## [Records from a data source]
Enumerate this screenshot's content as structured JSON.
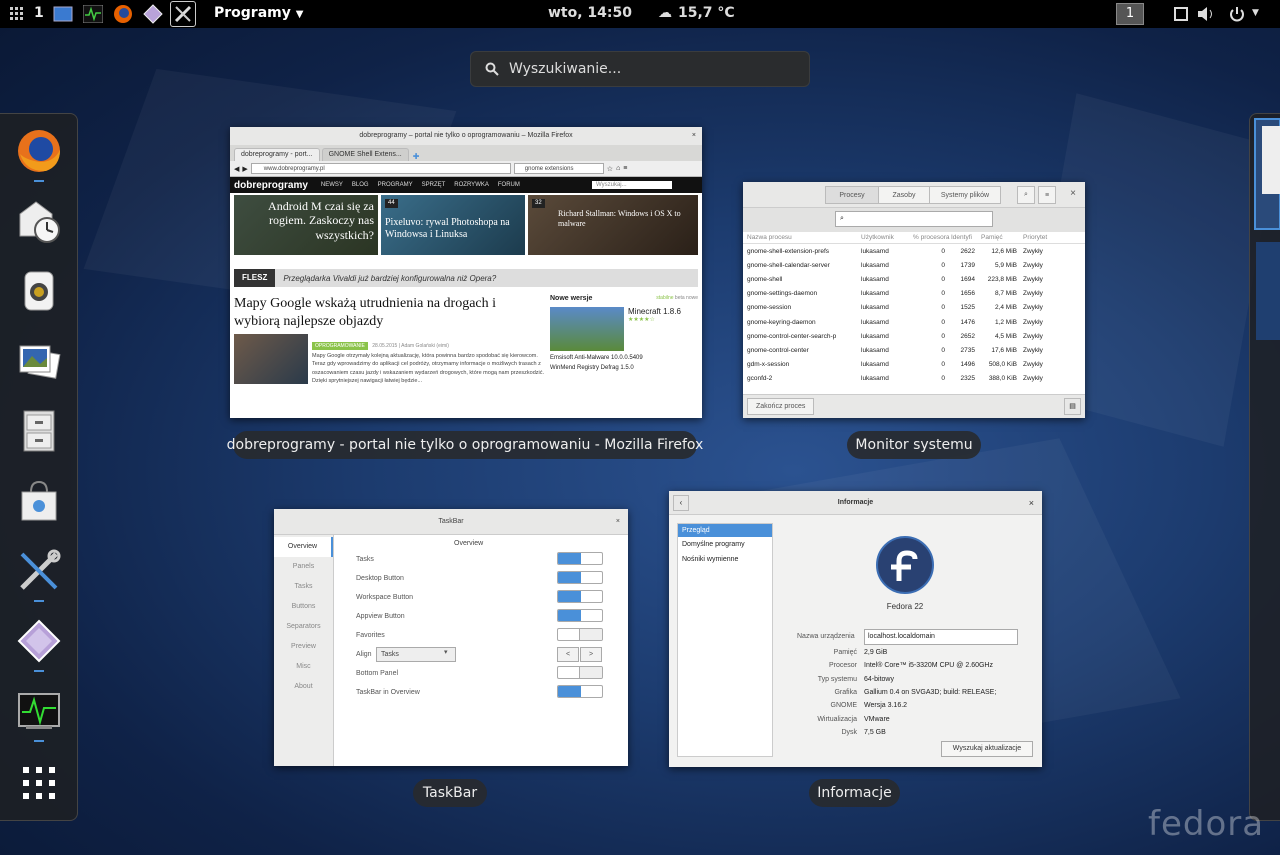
{
  "topbar": {
    "workspace_num": "1",
    "apps_menu": "Programy",
    "clock": "wto, 14:50",
    "weather": "15,7 °C",
    "workspace_indicator": "1"
  },
  "search": {
    "placeholder": "Wyszukiwanie..."
  },
  "dash": {
    "items": [
      "firefox",
      "mail-clock",
      "speaker",
      "image-viewer",
      "file-cabinet",
      "software-store",
      "tweak-tool",
      "gem-app",
      "system-monitor",
      "show-apps"
    ]
  },
  "windows": {
    "firefox": {
      "caption": "dobreprogramy - portal nie tylko o oprogramowaniu - Mozilla Firefox",
      "title": "dobreprogramy – portal nie tylko o oprogramowaniu – Mozilla Firefox",
      "tab1": "dobreprogramy - port...",
      "tab2": "GNOME Shell Extens...",
      "url": "www.dobreprogramy.pl",
      "search": "gnome extensions",
      "site_logo": "dobreprogramy",
      "nav": [
        "NEWSY",
        "BLOG",
        "PROGRAMY",
        "SPRZĘT",
        "ROZRYWKA",
        "FORUM"
      ],
      "site_search": "Wyszukaj...",
      "card1": "Android M czai się za rogiem. Zaskoczy nas wszystkich?",
      "card2": "Pixeluvo: rywal Photoshopa na Windowsa i Linuksa",
      "card2_badge": "44",
      "card3": "Richard Stallman: Windows i OS X to malware",
      "card3_badge": "32",
      "flesz_label": "FLESZ",
      "flesz_text": "Przeglądarka Vivaldi już bardziej konfigurowalna niż Opera?",
      "headline": "Mapy Google wskażą utrudnienia na drogach i wybiorą najlepsze objazdy",
      "headline_badge": "5",
      "tag": "OPROGRAMOWANIE",
      "meta": "28.05.2015 | Adam Golański (eimi)",
      "body": "Mapy Google otrzymały kolejną aktualizację, która powinna bardzo spodobać się kierowcom. Teraz gdy wprowadzimy do aplikacji cel podróży, otrzymamy informacje o możliwych trasach z oszacowaniem czasu jazdy i wskazaniem wydarzeń drogowych, które mogą nam przeszkodzić. Dzięki sprytniejszej nawigacji łatwiej będzie...",
      "new_versions": "Nowe wersje",
      "nv_tabs": [
        "stabilne",
        "beta",
        "nowe"
      ],
      "minecraft": "Minecraft 1.8.6",
      "nv1": "Emsisoft Anti-Malware 10.0.0.5409",
      "nv2": "WinMend Registry Defrag 1.5.0"
    },
    "monitor": {
      "caption": "Monitor systemu",
      "tabs": [
        "Procesy",
        "Zasoby",
        "Systemy plików"
      ],
      "columns": [
        "Nazwa procesu",
        "Użytkownik",
        "% procesora",
        "Identyfi",
        "Pamięć",
        "Priorytet"
      ],
      "rows": [
        [
          "gnome-shell-extension-prefs",
          "lukasamd",
          "0",
          "2622",
          "12,6 MiB",
          "Zwykły"
        ],
        [
          "gnome-shell-calendar-server",
          "lukasamd",
          "0",
          "1739",
          "5,9 MiB",
          "Zwykły"
        ],
        [
          "gnome-shell",
          "lukasamd",
          "0",
          "1694",
          "223,8 MiB",
          "Zwykły"
        ],
        [
          "gnome-settings-daemon",
          "lukasamd",
          "0",
          "1656",
          "8,7 MiB",
          "Zwykły"
        ],
        [
          "gnome-session",
          "lukasamd",
          "0",
          "1525",
          "2,4 MiB",
          "Zwykły"
        ],
        [
          "gnome-keyring-daemon",
          "lukasamd",
          "0",
          "1476",
          "1,2 MiB",
          "Zwykły"
        ],
        [
          "gnome-control-center-search-p",
          "lukasamd",
          "0",
          "2652",
          "4,5 MiB",
          "Zwykły"
        ],
        [
          "gnome-control-center",
          "lukasamd",
          "0",
          "2735",
          "17,6 MiB",
          "Zwykły"
        ],
        [
          "gdm-x-session",
          "lukasamd",
          "0",
          "1496",
          "508,0 KiB",
          "Zwykły"
        ],
        [
          "gconfd-2",
          "lukasamd",
          "0",
          "2325",
          "388,0 KiB",
          "Zwykły"
        ]
      ],
      "end_button": "Zakończ proces"
    },
    "taskbar": {
      "caption": "TaskBar",
      "title": "TaskBar",
      "sidebar": [
        "Overview",
        "Panels",
        "Tasks",
        "Buttons",
        "Separators",
        "Preview",
        "Misc",
        "About"
      ],
      "heading": "Overview",
      "rows": [
        {
          "label": "Tasks",
          "state": "on"
        },
        {
          "label": "Desktop Button",
          "state": "on"
        },
        {
          "label": "Workspace Button",
          "state": "on"
        },
        {
          "label": "Appview Button",
          "state": "on"
        },
        {
          "label": "Favorites",
          "state": "off"
        },
        {
          "label": "Align",
          "state": "select"
        },
        {
          "label": "Bottom Panel",
          "state": "off"
        },
        {
          "label": "TaskBar in Overview",
          "state": "on"
        }
      ],
      "align_value": "Tasks"
    },
    "info": {
      "caption": "Informacje",
      "title": "Informacje",
      "sidebar": [
        "Przegląd",
        "Domyślne programy",
        "Nośniki wymienne"
      ],
      "os_name": "Fedora 22",
      "device_label": "Nazwa urządzenia",
      "device_name": "localhost.localdomain",
      "fields": [
        [
          "Pamięć",
          "2,9 GiB"
        ],
        [
          "Procesor",
          "Intel® Core™ i5-3320M CPU @ 2.60GHz"
        ],
        [
          "Typ systemu",
          "64-bitowy"
        ],
        [
          "Grafika",
          "Gallium 0.4 on SVGA3D; build: RELEASE;"
        ],
        [
          "GNOME",
          "Wersja 3.16.2"
        ],
        [
          "Wirtualizacja",
          "VMware"
        ],
        [
          "Dysk",
          "7,5 GB"
        ]
      ],
      "update_button": "Wyszukaj aktualizacje"
    }
  },
  "watermark": "fedora",
  "colors": {
    "accent": "#4a90d9",
    "panel": "#000000",
    "bg": "#1c3b6e"
  }
}
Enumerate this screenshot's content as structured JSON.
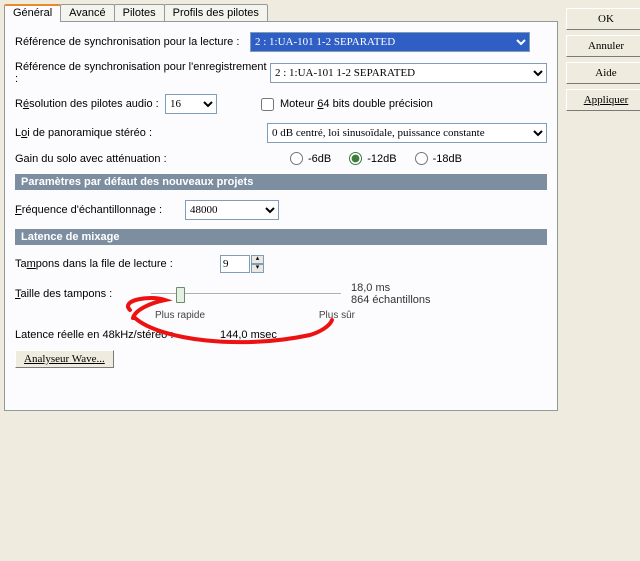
{
  "buttons": {
    "ok": "OK",
    "cancel": "Annuler",
    "help": "Aide",
    "apply": "Appliquer",
    "wave": "Analyseur Wave..."
  },
  "tabs": {
    "general": "Général",
    "advanced": "Avancé",
    "drivers": "Pilotes",
    "profiles": "Profils des pilotes"
  },
  "labels": {
    "playSync": "Référence de synchronisation pour la lecture :",
    "recSync": "Référence de synchronisation pour l'enregistrement :",
    "res_pre": "R",
    "res_u": "é",
    "res_post": "solution des pilotes audio :",
    "engine64_pre": "Moteur ",
    "engine64_u": "6",
    "engine64_post": "4 bits double précision",
    "pan_pre": "L",
    "pan_u": "o",
    "pan_post": "i de panoramique stéréo :",
    "soloGain": "Gain du solo avec atténuation :",
    "sectDefaults": "Paramètres par défaut des nouveaux projets",
    "sampleRate_pre": "",
    "sampleRate_u": "F",
    "sampleRate_post": "réquence d'échantillonnage :",
    "sectLatency": "Latence de mixage",
    "buffers_pre": "Ta",
    "buffers_u": "m",
    "buffers_post": "pons dans la file de lecture :",
    "bufSize_pre": "",
    "bufSize_u": "T",
    "bufSize_post": "aille des tampons :",
    "faster": "Plus rapide",
    "safer": "Plus sûr",
    "latMs": "18,0 ms",
    "latSamples": "864 échantillons",
    "realLat": "Latence réelle en 48kHz/stéréo :",
    "realLatVal": "144,0 msec"
  },
  "values": {
    "playSync": "2 : 1:UA-101 1-2 SEPARATED",
    "recSync": "2 : 1:UA-101 1-2 SEPARATED",
    "bits": "16",
    "panLaw": "0 dB centré, loi sinusoïdale, puissance constante",
    "sampleRate": "48000",
    "buffers": "9"
  },
  "radios": {
    "r6": "-6dB",
    "r12": "-12dB",
    "r18": "-18dB"
  }
}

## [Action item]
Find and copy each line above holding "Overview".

## [Written answer]
        "Overview",
      "heading": "Overview",
          "label": "TaskBar in Overview",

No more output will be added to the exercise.